:: Exercise instructions ::
Make an exact copy of every entry, leaving the pictures out.

** Opening Available records block **

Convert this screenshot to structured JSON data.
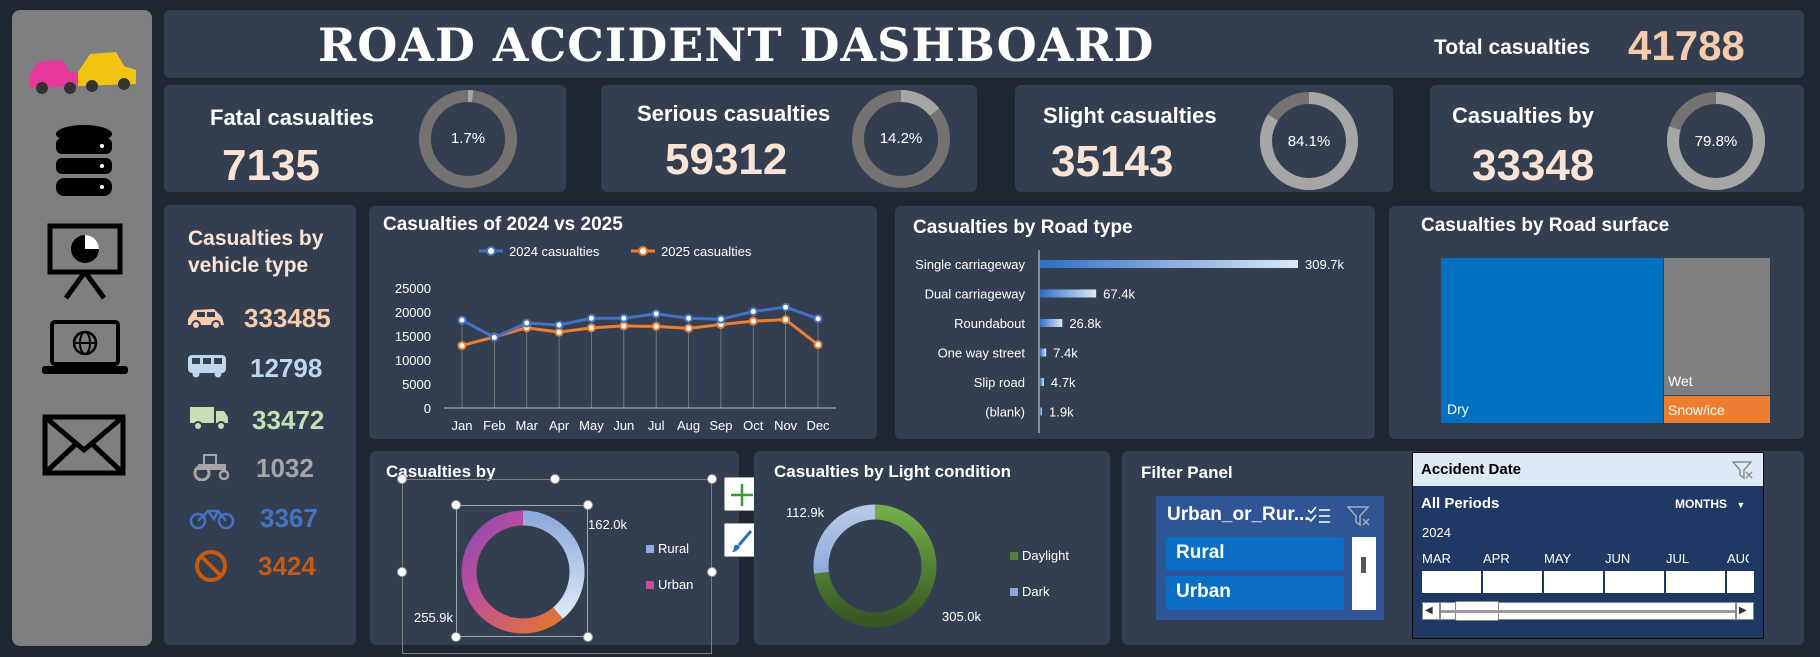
{
  "header": {
    "title": "ROAD ACCIDENT DASHBOARD",
    "total_label": "Total casualties",
    "total_value": "41788"
  },
  "kpis": [
    {
      "label": "Fatal casualties",
      "value": "7135",
      "pct": "1.7%",
      "fraction": 0.017
    },
    {
      "label": "Serious casualties",
      "value": "59312",
      "pct": "14.2%",
      "fraction": 0.142
    },
    {
      "label": "Slight casualties",
      "value": "35143",
      "pct": "84.1%",
      "fraction": 0.841
    },
    {
      "label": "Casualties by",
      "value": "33348",
      "pct": "79.8%",
      "fraction": 0.798
    }
  ],
  "vehicle": {
    "title_line1": "Casualties by",
    "title_line2": "vehicle type",
    "items": [
      {
        "icon": "car-icon",
        "value": "333485",
        "color": "#f8cbad"
      },
      {
        "icon": "bus-icon",
        "value": "12798",
        "color": "#bdd7ee"
      },
      {
        "icon": "truck-icon",
        "value": "33472",
        "color": "#c5e0b4"
      },
      {
        "icon": "tractor-icon",
        "value": "1032",
        "color": "#a6a6a6"
      },
      {
        "icon": "motorcycle-icon",
        "value": "3367",
        "color": "#4472c4"
      },
      {
        "icon": "no-entry-icon",
        "value": "3424",
        "color": "#c55a11"
      }
    ]
  },
  "charts": {
    "line": {
      "title": "Casualties of 2024 vs 2025",
      "chart_data": {
        "type": "line",
        "x": [
          "Jan",
          "Feb",
          "Mar",
          "Apr",
          "May",
          "Jun",
          "Jul",
          "Aug",
          "Sep",
          "Oct",
          "Nov",
          "Dec"
        ],
        "series": [
          {
            "name": "2024 casualties",
            "color": "#4472c4",
            "values": [
              18300,
              14700,
              17700,
              17300,
              18700,
              18700,
              19600,
              18700,
              18500,
              20100,
              21000,
              18600
            ]
          },
          {
            "name": "2025 casualties",
            "color": "#ed7d31",
            "values": [
              13000,
              14800,
              16700,
              15800,
              16700,
              17100,
              17000,
              16600,
              17400,
              18100,
              18400,
              13200
            ]
          }
        ],
        "ylim": [
          0,
          25000
        ],
        "yticks": [
          "25000",
          "20000",
          "15000",
          "10000",
          "5000",
          "0"
        ]
      }
    },
    "road": {
      "title": "Casualties by Road type",
      "chart_data": {
        "type": "bar",
        "categories": [
          "Single carriageway",
          "Dual carriageway",
          "Roundabout",
          "One way street",
          "Slip road",
          "(blank)"
        ],
        "values": [
          309700,
          67400,
          26800,
          7400,
          4700,
          1900
        ],
        "labels": [
          "309.7k",
          "67.4k",
          "26.8k",
          "7.4k",
          "4.7k",
          "1.9k"
        ]
      }
    },
    "surface": {
      "title": "Casualties by Road surface",
      "labels": [
        "Dry",
        "Wet",
        "Snow/ice"
      ]
    },
    "area": {
      "title": "Casualties by",
      "chart_data": {
        "type": "pie",
        "categories": [
          "Rural",
          "Urban"
        ],
        "values": [
          162000,
          255900
        ],
        "labels": [
          "162.0k",
          "255.9k"
        ]
      }
    },
    "light": {
      "title": "Casualties by Light condition",
      "chart_data": {
        "type": "pie",
        "categories": [
          "Daylight",
          "Dark"
        ],
        "values": [
          305000,
          112900
        ],
        "labels": [
          "305.0k",
          "112.9k"
        ]
      }
    }
  },
  "filter": {
    "title": "Filter Panel",
    "slicer_title": "Urban_or_Rur...",
    "options": [
      "Rural",
      "Urban"
    ]
  },
  "timeline": {
    "title": "Accident Date",
    "period": "All Periods",
    "unit": "MONTHS",
    "year": "2024",
    "months": [
      "MAR",
      "APR",
      "MAY",
      "JUN",
      "JUL",
      "AUG"
    ]
  }
}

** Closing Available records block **

:: Answer space ::
Convert this screenshot to structured JSON data.
{
  "header": {
    "title": "ROAD ACCIDENT DASHBOARD",
    "total_label": "Total casualties",
    "total_value": "41788"
  },
  "kpis": [
    {
      "label": "Fatal casualties",
      "value": "7135",
      "pct": "1.7%",
      "fraction": 0.017
    },
    {
      "label": "Serious casualties",
      "value": "59312",
      "pct": "14.2%",
      "fraction": 0.142
    },
    {
      "label": "Slight casualties",
      "value": "35143",
      "pct": "84.1%",
      "fraction": 0.841
    },
    {
      "label": "Casualties by",
      "value": "33348",
      "pct": "79.8%",
      "fraction": 0.798
    }
  ],
  "vehicle": {
    "title_line1": "Casualties by",
    "title_line2": "vehicle type",
    "items": [
      {
        "icon": "car-icon",
        "value": "333485",
        "color": "#f8cbad"
      },
      {
        "icon": "bus-icon",
        "value": "12798",
        "color": "#bdd7ee"
      },
      {
        "icon": "truck-icon",
        "value": "33472",
        "color": "#c5e0b4"
      },
      {
        "icon": "tractor-icon",
        "value": "1032",
        "color": "#a6a6a6"
      },
      {
        "icon": "motorcycle-icon",
        "value": "3367",
        "color": "#4472c4"
      },
      {
        "icon": "no-entry-icon",
        "value": "3424",
        "color": "#c55a11"
      }
    ]
  },
  "charts": {
    "line": {
      "title": "Casualties of 2024 vs 2025",
      "chart_data": {
        "type": "line",
        "x": [
          "Jan",
          "Feb",
          "Mar",
          "Apr",
          "May",
          "Jun",
          "Jul",
          "Aug",
          "Sep",
          "Oct",
          "Nov",
          "Dec"
        ],
        "series": [
          {
            "name": "2024 casualties",
            "color": "#4472c4",
            "values": [
              18300,
              14700,
              17700,
              17300,
              18700,
              18700,
              19600,
              18700,
              18500,
              20100,
              21000,
              18600
            ]
          },
          {
            "name": "2025 casualties",
            "color": "#ed7d31",
            "values": [
              13000,
              14800,
              16700,
              15800,
              16700,
              17100,
              17000,
              16600,
              17400,
              18100,
              18400,
              13200
            ]
          }
        ],
        "ylim": [
          0,
          25000
        ],
        "yticks": [
          "25000",
          "20000",
          "15000",
          "10000",
          "5000",
          "0"
        ]
      }
    },
    "road": {
      "title": "Casualties by Road type",
      "chart_data": {
        "type": "bar",
        "categories": [
          "Single carriageway",
          "Dual carriageway",
          "Roundabout",
          "One way street",
          "Slip road",
          "(blank)"
        ],
        "values": [
          309700,
          67400,
          26800,
          7400,
          4700,
          1900
        ],
        "labels": [
          "309.7k",
          "67.4k",
          "26.8k",
          "7.4k",
          "4.7k",
          "1.9k"
        ]
      }
    },
    "surface": {
      "title": "Casualties by Road surface",
      "labels": [
        "Dry",
        "Wet",
        "Snow/ice"
      ]
    },
    "area": {
      "title": "Casualties by",
      "chart_data": {
        "type": "pie",
        "categories": [
          "Rural",
          "Urban"
        ],
        "values": [
          162000,
          255900
        ],
        "labels": [
          "162.0k",
          "255.9k"
        ]
      }
    },
    "light": {
      "title": "Casualties by Light condition",
      "chart_data": {
        "type": "pie",
        "categories": [
          "Daylight",
          "Dark"
        ],
        "values": [
          305000,
          112900
        ],
        "labels": [
          "305.0k",
          "112.9k"
        ]
      }
    }
  },
  "filter": {
    "title": "Filter Panel",
    "slicer_title": "Urban_or_Rur...",
    "options": [
      "Rural",
      "Urban"
    ]
  },
  "timeline": {
    "title": "Accident Date",
    "period": "All Periods",
    "unit": "MONTHS",
    "year": "2024",
    "months": [
      "MAR",
      "APR",
      "MAY",
      "JUN",
      "JUL",
      "AUG"
    ]
  }
}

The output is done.